= Extracted information =

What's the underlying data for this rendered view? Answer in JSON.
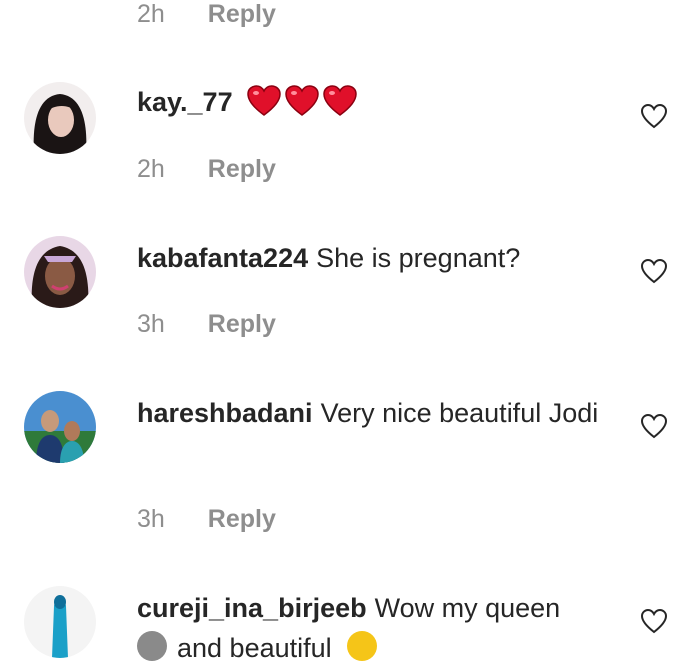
{
  "top_meta": {
    "time": "2h",
    "reply": "Reply"
  },
  "comments": [
    {
      "username": "kay._77",
      "text": "",
      "emoji": "❤❤❤",
      "time": "2h",
      "reply": "Reply"
    },
    {
      "username": "kabafanta224",
      "text": "She is pregnant?",
      "time": "3h",
      "reply": "Reply"
    },
    {
      "username": "hareshbadani",
      "text": "Very nice beautiful Jodi",
      "time": "3h",
      "reply": "Reply"
    },
    {
      "username": "cureji_ina_birjeeb",
      "text": "Wow my queen",
      "text_2": "and beautiful"
    }
  ],
  "colors": {
    "text": "#262626",
    "muted": "#8e8e8e",
    "heart_emoji": "#e0102a"
  }
}
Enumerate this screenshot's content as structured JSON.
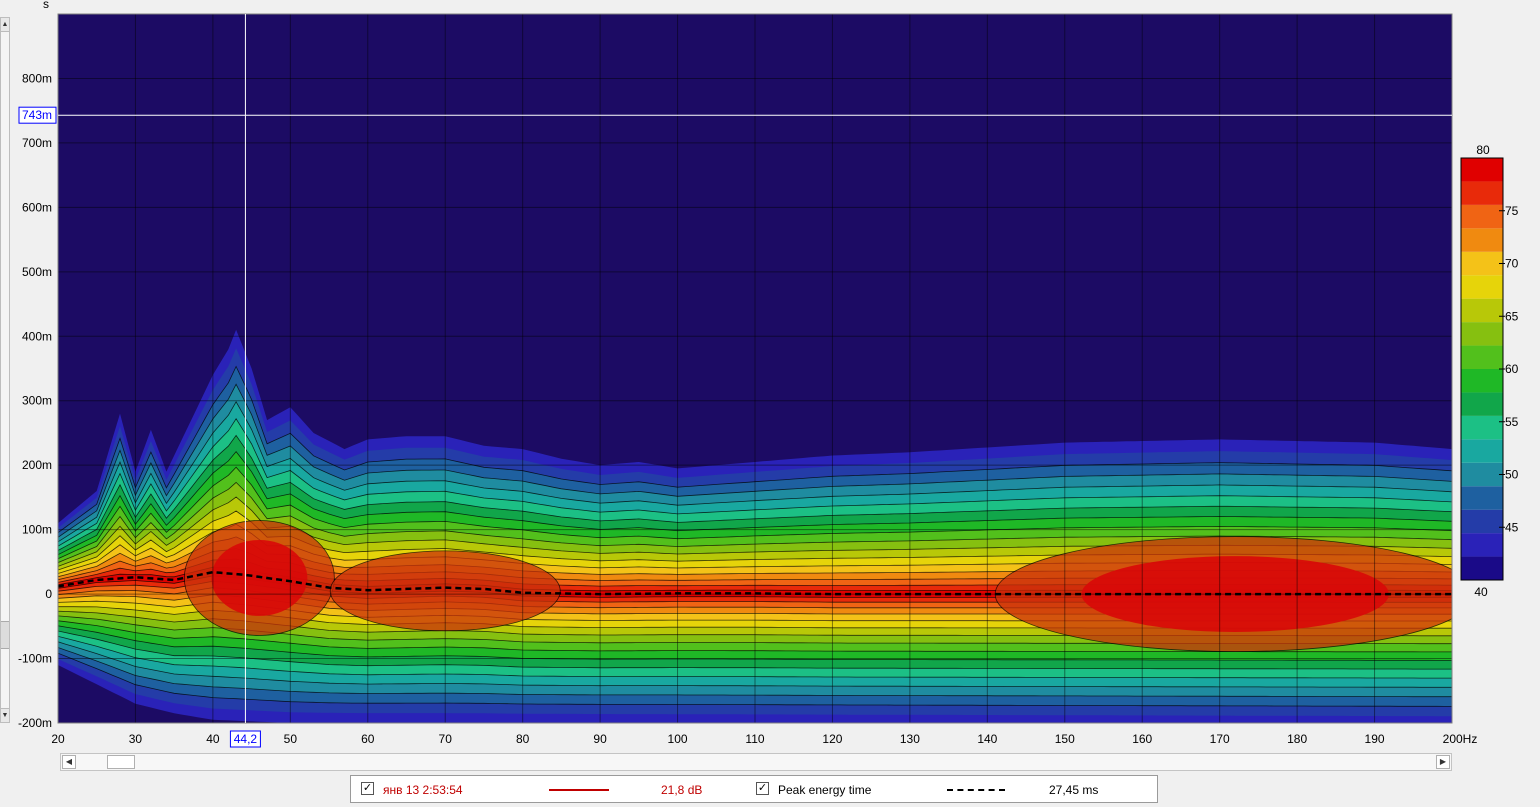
{
  "y_axis_unit": "s",
  "cursor": {
    "freq_label": "44,2",
    "time_label": "743m",
    "freq": 44.2,
    "time_ms": 743
  },
  "chart_data": {
    "type": "heatmap",
    "title": "",
    "x": {
      "min": 20,
      "max": 200,
      "unit": "Hz",
      "ticks": [
        20,
        30,
        40,
        50,
        60,
        70,
        80,
        90,
        100,
        110,
        120,
        130,
        140,
        150,
        160,
        170,
        180,
        190,
        200
      ],
      "tick_labels": [
        "20",
        "30",
        "40",
        "50",
        "60",
        "70",
        "80",
        "90",
        "100",
        "110",
        "120",
        "130",
        "140",
        "150",
        "160",
        "170",
        "180",
        "190",
        "200Hz"
      ]
    },
    "y": {
      "min_ms": -200,
      "max_ms": 900,
      "ticks_ms": [
        800,
        700,
        600,
        500,
        400,
        300,
        200,
        100,
        0,
        -100,
        -200
      ],
      "tick_labels": [
        "800m",
        "700m",
        "600m",
        "500m",
        "400m",
        "300m",
        "200m",
        "100m",
        "0",
        "-100m",
        "-200m"
      ]
    },
    "colorbar": {
      "min": 40,
      "max": 80,
      "step": 2.5,
      "labels": [
        "80",
        "75",
        "70",
        "65",
        "60",
        "55",
        "50",
        "45",
        "40"
      ],
      "colors": [
        "#1a0a88",
        "#2a22b8",
        "#243ca8",
        "#1e60a0",
        "#1f8ca0",
        "#19a8a0",
        "#1cc085",
        "#11a64a",
        "#1fb826",
        "#52c01c",
        "#86c010",
        "#b8c808",
        "#e6d40a",
        "#f4c218",
        "#f08a10",
        "#f06414",
        "#e82a0a",
        "#e00000"
      ]
    },
    "grid": true,
    "background_color": "#1c0b64",
    "peak_energy_time_ms": [
      [
        20,
        12
      ],
      [
        25,
        22
      ],
      [
        30,
        26
      ],
      [
        35,
        22
      ],
      [
        40,
        34
      ],
      [
        44,
        30
      ],
      [
        50,
        20
      ],
      [
        55,
        10
      ],
      [
        60,
        6
      ],
      [
        65,
        8
      ],
      [
        70,
        10
      ],
      [
        75,
        8
      ],
      [
        80,
        2
      ],
      [
        90,
        0
      ],
      [
        100,
        1
      ],
      [
        110,
        1
      ],
      [
        120,
        0
      ],
      [
        150,
        0
      ],
      [
        200,
        0
      ]
    ],
    "upper_edge_ms": [
      [
        20,
        110
      ],
      [
        25,
        160
      ],
      [
        28,
        280
      ],
      [
        30,
        190
      ],
      [
        32,
        255
      ],
      [
        34,
        190
      ],
      [
        38,
        290
      ],
      [
        40,
        340
      ],
      [
        42,
        380
      ],
      [
        43,
        410
      ],
      [
        45,
        350
      ],
      [
        47,
        270
      ],
      [
        50,
        290
      ],
      [
        53,
        250
      ],
      [
        57,
        225
      ],
      [
        60,
        240
      ],
      [
        65,
        245
      ],
      [
        70,
        245
      ],
      [
        75,
        230
      ],
      [
        80,
        225
      ],
      [
        85,
        210
      ],
      [
        90,
        200
      ],
      [
        95,
        205
      ],
      [
        100,
        195
      ],
      [
        110,
        205
      ],
      [
        120,
        215
      ],
      [
        130,
        220
      ],
      [
        150,
        235
      ],
      [
        170,
        240
      ],
      [
        190,
        235
      ],
      [
        200,
        225
      ]
    ],
    "lower_edge_ms": [
      [
        20,
        -110
      ],
      [
        25,
        -140
      ],
      [
        30,
        -170
      ],
      [
        35,
        -185
      ],
      [
        40,
        -195
      ],
      [
        50,
        -200
      ],
      [
        200,
        -205
      ]
    ],
    "hotspots": [
      {
        "freq": 46,
        "time_ms": 25,
        "level_db": 80
      },
      {
        "freq": 70,
        "time_ms": 5,
        "level_db": 75
      },
      {
        "freq": 172,
        "time_ms": 0,
        "level_db": 80
      }
    ]
  },
  "legend": {
    "series_timestamp": "янв 13 2:53:54",
    "series_value": "21,8 dB",
    "series_color": "#c00000",
    "peak_label": "Peak energy time",
    "peak_value": "27,45 ms"
  }
}
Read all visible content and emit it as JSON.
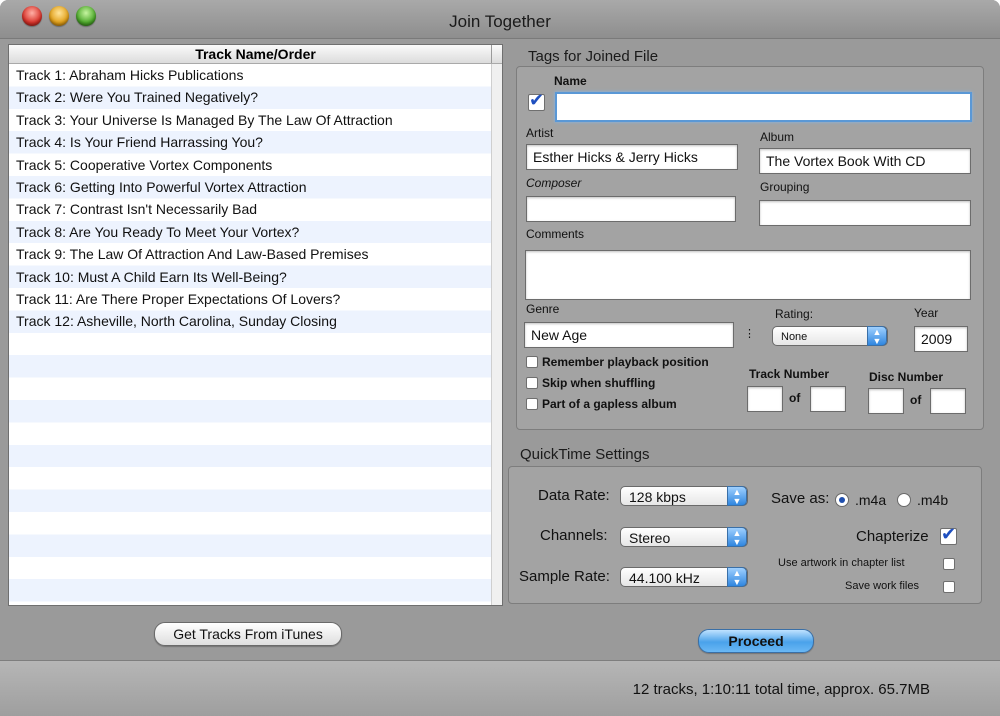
{
  "window": {
    "title": "Join Together"
  },
  "tracklist": {
    "header": "Track Name/Order",
    "tracks": [
      "Track 1: Abraham Hicks Publications",
      "Track 2: Were You Trained Negatively?",
      "Track 3: Your Universe Is Managed By The Law Of Attraction",
      "Track 4: Is Your Friend Harrassing You?",
      "Track 5: Cooperative Vortex Components",
      "Track 6: Getting Into Powerful Vortex Attraction",
      "Track 7: Contrast Isn't Necessarily Bad",
      "Track 8: Are You Ready To Meet Your Vortex?",
      "Track 9: The Law Of Attraction And Law-Based Premises",
      "Track 10: Must A Child Earn Its Well-Being?",
      "Track 11: Are There Proper Expectations Of Lovers?",
      "Track 12: Asheville, North Carolina, Sunday Closing"
    ]
  },
  "buttons": {
    "get_tracks": "Get Tracks From iTunes",
    "proceed": "Proceed"
  },
  "status": {
    "text": "12 tracks, 1:10:11 total time, approx. 65.7MB"
  },
  "tags": {
    "title": "Tags for Joined File",
    "name_label": "Name",
    "name_value": "",
    "artist_label": "Artist",
    "artist_value": "Esther Hicks & Jerry Hicks",
    "album_label": "Album",
    "album_value": "The Vortex Book With CD",
    "composer_label": "Composer",
    "composer_value": "",
    "grouping_label": "Grouping",
    "grouping_value": "",
    "comments_label": "Comments",
    "comments_value": "",
    "genre_label": "Genre",
    "genre_value": "New Age",
    "rating_label": "Rating:",
    "rating_value": "None",
    "year_label": "Year",
    "year_value": "2009",
    "remember_label": "Remember playback position",
    "skip_label": "Skip when shuffling",
    "gapless_label": "Part of a gapless album",
    "track_number_label": "Track Number",
    "disc_number_label": "Disc Number",
    "of_label": "of"
  },
  "quicktime": {
    "title": "QuickTime Settings",
    "data_rate_label": "Data Rate:",
    "data_rate_value": "128 kbps",
    "channels_label": "Channels:",
    "channels_value": "Stereo",
    "sample_rate_label": "Sample Rate:",
    "sample_rate_value": "44.100 kHz",
    "save_as_label": "Save as:",
    "m4a_label": ".m4a",
    "m4b_label": ".m4b",
    "chapterize_label": "Chapterize",
    "artwork_label": "Use artwork in chapter list",
    "save_work_label": "Save work files"
  }
}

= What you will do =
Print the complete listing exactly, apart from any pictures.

= Output of the task =
What's the underlying data for this rendered view? Answer in JSON.
{
  "top_meta": {
    "time": "2h",
    "reply": "Reply"
  },
  "comments": [
    {
      "username": "kay._77",
      "text": "",
      "emoji": "❤❤❤",
      "time": "2h",
      "reply": "Reply"
    },
    {
      "username": "kabafanta224",
      "text": "She is pregnant?",
      "time": "3h",
      "reply": "Reply"
    },
    {
      "username": "hareshbadani",
      "text": "Very nice beautiful Jodi",
      "time": "3h",
      "reply": "Reply"
    },
    {
      "username": "cureji_ina_birjeeb",
      "text": "Wow my queen",
      "text_2": "and beautiful"
    }
  ],
  "colors": {
    "text": "#262626",
    "muted": "#8e8e8e",
    "heart_emoji": "#e0102a"
  }
}
Enumerate this screenshot's content as structured JSON.
{
  "y_axis_unit": "s",
  "cursor": {
    "freq_label": "44,2",
    "time_label": "743m",
    "freq": 44.2,
    "time_ms": 743
  },
  "chart_data": {
    "type": "heatmap",
    "title": "",
    "x": {
      "min": 20,
      "max": 200,
      "unit": "Hz",
      "ticks": [
        20,
        30,
        40,
        50,
        60,
        70,
        80,
        90,
        100,
        110,
        120,
        130,
        140,
        150,
        160,
        170,
        180,
        190,
        200
      ],
      "tick_labels": [
        "20",
        "30",
        "40",
        "50",
        "60",
        "70",
        "80",
        "90",
        "100",
        "110",
        "120",
        "130",
        "140",
        "150",
        "160",
        "170",
        "180",
        "190",
        "200Hz"
      ]
    },
    "y": {
      "min_ms": -200,
      "max_ms": 900,
      "ticks_ms": [
        800,
        700,
        600,
        500,
        400,
        300,
        200,
        100,
        0,
        -100,
        -200
      ],
      "tick_labels": [
        "800m",
        "700m",
        "600m",
        "500m",
        "400m",
        "300m",
        "200m",
        "100m",
        "0",
        "-100m",
        "-200m"
      ]
    },
    "colorbar": {
      "min": 40,
      "max": 80,
      "step": 2.5,
      "labels": [
        "80",
        "75",
        "70",
        "65",
        "60",
        "55",
        "50",
        "45",
        "40"
      ],
      "colors": [
        "#1a0a88",
        "#2a22b8",
        "#243ca8",
        "#1e60a0",
        "#1f8ca0",
        "#19a8a0",
        "#1cc085",
        "#11a64a",
        "#1fb826",
        "#52c01c",
        "#86c010",
        "#b8c808",
        "#e6d40a",
        "#f4c218",
        "#f08a10",
        "#f06414",
        "#e82a0a",
        "#e00000"
      ]
    },
    "grid": true,
    "background_color": "#1c0b64",
    "peak_energy_time_ms": [
      [
        20,
        12
      ],
      [
        25,
        22
      ],
      [
        30,
        26
      ],
      [
        35,
        22
      ],
      [
        40,
        34
      ],
      [
        44,
        30
      ],
      [
        50,
        20
      ],
      [
        55,
        10
      ],
      [
        60,
        6
      ],
      [
        65,
        8
      ],
      [
        70,
        10
      ],
      [
        75,
        8
      ],
      [
        80,
        2
      ],
      [
        90,
        0
      ],
      [
        100,
        1
      ],
      [
        110,
        1
      ],
      [
        120,
        0
      ],
      [
        150,
        0
      ],
      [
        200,
        0
      ]
    ],
    "upper_edge_ms": [
      [
        20,
        110
      ],
      [
        25,
        160
      ],
      [
        28,
        280
      ],
      [
        30,
        190
      ],
      [
        32,
        255
      ],
      [
        34,
        190
      ],
      [
        38,
        290
      ],
      [
        40,
        340
      ],
      [
        42,
        380
      ],
      [
        43,
        410
      ],
      [
        45,
        350
      ],
      [
        47,
        270
      ],
      [
        50,
        290
      ],
      [
        53,
        250
      ],
      [
        57,
        225
      ],
      [
        60,
        240
      ],
      [
        65,
        245
      ],
      [
        70,
        245
      ],
      [
        75,
        230
      ],
      [
        80,
        225
      ],
      [
        85,
        210
      ],
      [
        90,
        200
      ],
      [
        95,
        205
      ],
      [
        100,
        195
      ],
      [
        110,
        205
      ],
      [
        120,
        215
      ],
      [
        130,
        220
      ],
      [
        150,
        235
      ],
      [
        170,
        240
      ],
      [
        190,
        235
      ],
      [
        200,
        225
      ]
    ],
    "lower_edge_ms": [
      [
        20,
        -110
      ],
      [
        25,
        -140
      ],
      [
        30,
        -170
      ],
      [
        35,
        -185
      ],
      [
        40,
        -195
      ],
      [
        50,
        -200
      ],
      [
        200,
        -205
      ]
    ],
    "hotspots": [
      {
        "freq": 46,
        "time_ms": 25,
        "level_db": 80
      },
      {
        "freq": 70,
        "time_ms": 5,
        "level_db": 75
      },
      {
        "freq": 172,
        "time_ms": 0,
        "level_db": 80
      }
    ]
  },
  "legend": {
    "series_timestamp": "янв 13 2:53:54",
    "series_value": "21,8 dB",
    "series_color": "#c00000",
    "peak_label": "Peak energy time",
    "peak_value": "27,45 ms"
  }
}
Read all visible content and emit it as JSON.
{
  "window": {
    "title": "Join Together"
  },
  "tracklist": {
    "header": "Track Name/Order",
    "tracks": [
      "Track 1: Abraham Hicks Publications",
      "Track 2: Were You Trained Negatively?",
      "Track 3: Your Universe Is Managed By The Law Of Attraction",
      "Track 4: Is Your Friend Harrassing You?",
      "Track 5: Cooperative Vortex Components",
      "Track 6: Getting Into Powerful Vortex Attraction",
      "Track 7: Contrast Isn't Necessarily Bad",
      "Track 8: Are You Ready To Meet Your Vortex?",
      "Track 9: The Law Of Attraction And Law-Based Premises",
      "Track 10: Must A Child Earn Its Well-Being?",
      "Track 11: Are There Proper Expectations Of Lovers?",
      "Track 12: Asheville, North Carolina, Sunday Closing"
    ]
  },
  "buttons": {
    "get_tracks": "Get Tracks From iTunes",
    "proceed": "Proceed"
  },
  "status": {
    "text": "12 tracks, 1:10:11 total time, approx. 65.7MB"
  },
  "tags": {
    "title": "Tags for Joined File",
    "name_label": "Name",
    "name_value": "",
    "artist_label": "Artist",
    "artist_value": "Esther Hicks & Jerry Hicks",
    "album_label": "Album",
    "album_value": "The Vortex Book With CD",
    "composer_label": "Composer",
    "composer_value": "",
    "grouping_label": "Grouping",
    "grouping_value": "",
    "comments_label": "Comments",
    "comments_value": "",
    "genre_label": "Genre",
    "genre_value": "New Age",
    "rating_label": "Rating:",
    "rating_value": "None",
    "year_label": "Year",
    "year_value": "2009",
    "remember_label": "Remember playback position",
    "skip_label": "Skip when shuffling",
    "gapless_label": "Part of a gapless album",
    "track_number_label": "Track Number",
    "disc_number_label": "Disc Number",
    "of_label": "of"
  },
  "quicktime": {
    "title": "QuickTime Settings",
    "data_rate_label": "Data Rate:",
    "data_rate_value": "128 kbps",
    "channels_label": "Channels:",
    "channels_value": "Stereo",
    "sample_rate_label": "Sample Rate:",
    "sample_rate_value": "44.100 kHz",
    "save_as_label": "Save as:",
    "m4a_label": ".m4a",
    "m4b_label": ".m4b",
    "chapterize_label": "Chapterize",
    "artwork_label": "Use artwork in chapter list",
    "save_work_label": "Save work files"
  }
}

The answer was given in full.